### Goal of the exercise
Return each line in the records below that includes "description".

BEGIN Data for the task

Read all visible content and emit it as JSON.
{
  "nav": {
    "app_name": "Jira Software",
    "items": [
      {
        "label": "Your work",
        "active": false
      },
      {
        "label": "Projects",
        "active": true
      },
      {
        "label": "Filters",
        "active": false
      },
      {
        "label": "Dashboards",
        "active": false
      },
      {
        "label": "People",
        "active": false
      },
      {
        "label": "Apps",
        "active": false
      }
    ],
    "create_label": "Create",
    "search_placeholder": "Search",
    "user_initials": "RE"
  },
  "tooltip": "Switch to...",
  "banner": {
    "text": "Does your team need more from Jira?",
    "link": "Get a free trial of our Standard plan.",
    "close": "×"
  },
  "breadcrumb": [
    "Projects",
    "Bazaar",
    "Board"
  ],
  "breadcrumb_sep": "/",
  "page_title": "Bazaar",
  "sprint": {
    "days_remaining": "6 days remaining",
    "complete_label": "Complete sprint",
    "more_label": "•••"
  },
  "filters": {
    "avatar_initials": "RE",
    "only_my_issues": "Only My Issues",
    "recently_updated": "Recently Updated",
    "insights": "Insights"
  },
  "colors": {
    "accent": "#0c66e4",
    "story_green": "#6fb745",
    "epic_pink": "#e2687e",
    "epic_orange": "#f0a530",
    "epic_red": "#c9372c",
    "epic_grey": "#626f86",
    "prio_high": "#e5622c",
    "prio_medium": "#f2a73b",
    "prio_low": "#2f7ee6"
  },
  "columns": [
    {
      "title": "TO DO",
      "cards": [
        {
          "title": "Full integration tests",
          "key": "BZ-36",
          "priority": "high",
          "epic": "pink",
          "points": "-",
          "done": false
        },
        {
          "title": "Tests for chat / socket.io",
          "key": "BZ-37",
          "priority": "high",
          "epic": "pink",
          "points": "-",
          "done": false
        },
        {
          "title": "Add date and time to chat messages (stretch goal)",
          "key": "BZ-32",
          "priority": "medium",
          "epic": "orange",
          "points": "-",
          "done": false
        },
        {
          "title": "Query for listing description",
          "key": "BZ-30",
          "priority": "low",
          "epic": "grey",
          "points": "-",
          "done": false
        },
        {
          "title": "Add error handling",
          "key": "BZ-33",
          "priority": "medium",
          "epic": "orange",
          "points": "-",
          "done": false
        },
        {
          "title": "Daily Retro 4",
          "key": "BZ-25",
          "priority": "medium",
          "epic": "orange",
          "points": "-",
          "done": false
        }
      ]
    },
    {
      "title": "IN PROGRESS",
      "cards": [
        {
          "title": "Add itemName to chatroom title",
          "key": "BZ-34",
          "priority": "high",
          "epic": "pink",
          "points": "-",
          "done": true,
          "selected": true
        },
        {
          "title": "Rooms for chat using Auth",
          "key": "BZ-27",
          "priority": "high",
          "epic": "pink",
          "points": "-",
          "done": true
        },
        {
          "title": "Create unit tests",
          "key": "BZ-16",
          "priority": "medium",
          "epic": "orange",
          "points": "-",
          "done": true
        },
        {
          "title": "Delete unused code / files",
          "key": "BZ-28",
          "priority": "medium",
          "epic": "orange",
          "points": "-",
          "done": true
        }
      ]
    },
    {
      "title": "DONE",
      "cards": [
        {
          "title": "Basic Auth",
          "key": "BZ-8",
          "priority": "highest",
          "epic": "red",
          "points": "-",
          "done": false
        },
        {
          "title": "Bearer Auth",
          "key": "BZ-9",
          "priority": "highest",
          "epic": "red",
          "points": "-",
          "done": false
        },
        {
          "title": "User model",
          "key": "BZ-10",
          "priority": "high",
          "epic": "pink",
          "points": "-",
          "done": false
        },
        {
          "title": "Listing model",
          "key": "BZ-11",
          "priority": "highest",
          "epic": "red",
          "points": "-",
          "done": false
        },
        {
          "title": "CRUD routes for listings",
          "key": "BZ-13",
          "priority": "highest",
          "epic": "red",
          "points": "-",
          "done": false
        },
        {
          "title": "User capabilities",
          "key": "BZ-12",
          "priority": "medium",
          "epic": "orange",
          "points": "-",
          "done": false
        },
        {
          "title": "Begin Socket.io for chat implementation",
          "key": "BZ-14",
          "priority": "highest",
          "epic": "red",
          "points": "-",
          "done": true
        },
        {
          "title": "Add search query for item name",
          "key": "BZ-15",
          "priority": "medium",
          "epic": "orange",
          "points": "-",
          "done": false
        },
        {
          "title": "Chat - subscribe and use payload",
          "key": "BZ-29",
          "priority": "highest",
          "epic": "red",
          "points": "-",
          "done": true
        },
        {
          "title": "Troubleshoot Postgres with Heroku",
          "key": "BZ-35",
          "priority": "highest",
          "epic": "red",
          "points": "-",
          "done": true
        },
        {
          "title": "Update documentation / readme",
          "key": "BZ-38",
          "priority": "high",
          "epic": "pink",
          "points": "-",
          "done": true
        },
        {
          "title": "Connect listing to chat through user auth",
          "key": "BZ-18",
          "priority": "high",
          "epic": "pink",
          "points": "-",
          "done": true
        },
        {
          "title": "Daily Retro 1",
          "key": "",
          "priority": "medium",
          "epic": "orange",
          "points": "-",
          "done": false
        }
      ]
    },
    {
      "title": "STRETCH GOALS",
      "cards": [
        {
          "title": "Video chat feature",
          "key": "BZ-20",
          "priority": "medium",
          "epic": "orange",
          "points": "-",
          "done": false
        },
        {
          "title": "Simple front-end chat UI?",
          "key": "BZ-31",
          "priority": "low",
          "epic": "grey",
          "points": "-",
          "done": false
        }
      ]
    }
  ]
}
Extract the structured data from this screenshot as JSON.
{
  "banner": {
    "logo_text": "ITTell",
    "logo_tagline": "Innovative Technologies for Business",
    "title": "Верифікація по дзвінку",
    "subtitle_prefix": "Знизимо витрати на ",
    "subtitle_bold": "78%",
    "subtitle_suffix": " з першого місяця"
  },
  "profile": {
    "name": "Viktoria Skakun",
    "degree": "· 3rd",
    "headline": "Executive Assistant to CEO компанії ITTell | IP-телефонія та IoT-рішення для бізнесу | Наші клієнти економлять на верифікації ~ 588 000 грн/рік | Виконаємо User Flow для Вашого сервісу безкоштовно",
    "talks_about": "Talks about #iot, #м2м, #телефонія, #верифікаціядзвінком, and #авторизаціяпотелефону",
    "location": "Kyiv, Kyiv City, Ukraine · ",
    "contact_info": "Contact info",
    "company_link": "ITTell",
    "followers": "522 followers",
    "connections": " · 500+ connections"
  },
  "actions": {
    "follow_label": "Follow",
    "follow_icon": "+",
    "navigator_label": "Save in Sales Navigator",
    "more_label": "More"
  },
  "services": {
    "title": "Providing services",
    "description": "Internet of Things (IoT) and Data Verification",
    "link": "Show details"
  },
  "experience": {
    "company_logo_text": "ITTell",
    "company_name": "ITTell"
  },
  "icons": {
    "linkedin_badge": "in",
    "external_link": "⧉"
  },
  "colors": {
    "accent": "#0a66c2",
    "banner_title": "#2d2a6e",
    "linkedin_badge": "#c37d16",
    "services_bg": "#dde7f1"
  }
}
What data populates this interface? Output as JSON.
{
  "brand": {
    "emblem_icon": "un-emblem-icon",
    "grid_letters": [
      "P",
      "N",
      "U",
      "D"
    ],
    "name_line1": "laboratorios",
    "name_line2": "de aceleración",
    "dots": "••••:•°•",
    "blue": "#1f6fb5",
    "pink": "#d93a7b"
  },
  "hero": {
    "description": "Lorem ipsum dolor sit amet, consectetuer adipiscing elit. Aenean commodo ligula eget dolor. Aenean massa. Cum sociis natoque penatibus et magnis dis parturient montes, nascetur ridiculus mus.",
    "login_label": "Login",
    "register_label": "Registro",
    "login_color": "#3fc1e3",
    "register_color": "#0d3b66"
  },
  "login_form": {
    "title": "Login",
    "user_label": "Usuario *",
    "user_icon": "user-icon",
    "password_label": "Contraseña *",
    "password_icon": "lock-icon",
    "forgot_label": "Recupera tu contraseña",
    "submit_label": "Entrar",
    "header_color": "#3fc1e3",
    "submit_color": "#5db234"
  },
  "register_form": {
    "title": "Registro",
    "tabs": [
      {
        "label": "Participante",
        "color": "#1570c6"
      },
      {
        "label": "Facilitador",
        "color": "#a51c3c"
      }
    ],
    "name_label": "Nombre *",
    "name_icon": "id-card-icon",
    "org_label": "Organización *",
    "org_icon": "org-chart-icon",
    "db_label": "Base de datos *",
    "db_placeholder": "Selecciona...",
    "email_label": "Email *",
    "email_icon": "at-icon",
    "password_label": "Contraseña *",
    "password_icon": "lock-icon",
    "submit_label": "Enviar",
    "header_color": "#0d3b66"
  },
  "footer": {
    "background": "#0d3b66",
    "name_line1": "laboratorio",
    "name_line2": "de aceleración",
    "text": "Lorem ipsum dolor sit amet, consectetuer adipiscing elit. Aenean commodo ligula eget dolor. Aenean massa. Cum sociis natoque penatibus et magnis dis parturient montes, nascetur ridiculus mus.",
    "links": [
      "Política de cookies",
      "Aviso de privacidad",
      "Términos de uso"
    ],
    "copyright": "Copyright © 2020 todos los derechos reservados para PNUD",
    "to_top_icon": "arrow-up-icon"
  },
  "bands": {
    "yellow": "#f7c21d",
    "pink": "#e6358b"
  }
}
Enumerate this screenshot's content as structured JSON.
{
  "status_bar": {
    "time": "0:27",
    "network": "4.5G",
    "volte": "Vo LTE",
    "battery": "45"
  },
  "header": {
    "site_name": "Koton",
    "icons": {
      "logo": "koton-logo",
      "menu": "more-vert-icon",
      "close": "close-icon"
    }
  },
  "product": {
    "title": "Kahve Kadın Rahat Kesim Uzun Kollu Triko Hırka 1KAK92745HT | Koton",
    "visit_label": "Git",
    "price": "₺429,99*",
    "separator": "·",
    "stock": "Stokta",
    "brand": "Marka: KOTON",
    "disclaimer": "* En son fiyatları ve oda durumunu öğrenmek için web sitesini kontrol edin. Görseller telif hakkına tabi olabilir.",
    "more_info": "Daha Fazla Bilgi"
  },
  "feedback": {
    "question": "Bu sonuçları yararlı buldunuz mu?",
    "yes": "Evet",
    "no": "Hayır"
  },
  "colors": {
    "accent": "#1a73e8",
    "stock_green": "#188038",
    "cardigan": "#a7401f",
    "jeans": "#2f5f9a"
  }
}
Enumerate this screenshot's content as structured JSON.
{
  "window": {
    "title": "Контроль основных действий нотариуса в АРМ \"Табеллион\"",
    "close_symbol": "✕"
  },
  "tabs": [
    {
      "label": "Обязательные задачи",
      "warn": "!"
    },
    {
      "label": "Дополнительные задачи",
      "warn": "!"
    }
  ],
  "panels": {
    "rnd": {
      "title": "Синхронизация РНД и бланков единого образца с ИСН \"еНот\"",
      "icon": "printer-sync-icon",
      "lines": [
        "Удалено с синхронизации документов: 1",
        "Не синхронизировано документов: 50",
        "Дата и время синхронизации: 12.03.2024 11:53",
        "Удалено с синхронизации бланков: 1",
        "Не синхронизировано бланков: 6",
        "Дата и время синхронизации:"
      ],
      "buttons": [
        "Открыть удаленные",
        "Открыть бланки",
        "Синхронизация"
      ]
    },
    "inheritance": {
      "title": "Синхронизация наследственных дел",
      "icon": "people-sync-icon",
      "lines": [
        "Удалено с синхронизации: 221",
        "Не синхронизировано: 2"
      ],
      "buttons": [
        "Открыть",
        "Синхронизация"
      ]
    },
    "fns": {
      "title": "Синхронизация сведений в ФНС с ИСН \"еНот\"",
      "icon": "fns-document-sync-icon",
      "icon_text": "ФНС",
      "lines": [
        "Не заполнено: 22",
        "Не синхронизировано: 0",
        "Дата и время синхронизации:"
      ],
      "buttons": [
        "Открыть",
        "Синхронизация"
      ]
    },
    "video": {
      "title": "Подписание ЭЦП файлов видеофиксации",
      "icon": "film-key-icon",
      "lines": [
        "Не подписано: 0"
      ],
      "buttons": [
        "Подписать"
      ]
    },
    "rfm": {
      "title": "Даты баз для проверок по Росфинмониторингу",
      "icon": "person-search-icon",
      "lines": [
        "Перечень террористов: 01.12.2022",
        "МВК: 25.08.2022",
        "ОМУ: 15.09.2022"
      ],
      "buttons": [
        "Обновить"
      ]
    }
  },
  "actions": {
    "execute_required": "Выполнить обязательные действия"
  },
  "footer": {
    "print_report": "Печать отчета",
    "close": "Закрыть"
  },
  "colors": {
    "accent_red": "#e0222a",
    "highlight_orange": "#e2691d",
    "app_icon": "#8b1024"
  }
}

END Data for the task

### Response for this exercise
          "title": "Query for listing description",
    "description": "Internet of Things (IoT) and Data Verification",
    "description": "Lorem ipsum dolor sit amet, consectetuer adipiscing elit. Aenean commodo ligula eget dolor. Aenean massa. Cum sociis natoque penatibus et magnis dis parturient montes, nascetur ridiculus mus.",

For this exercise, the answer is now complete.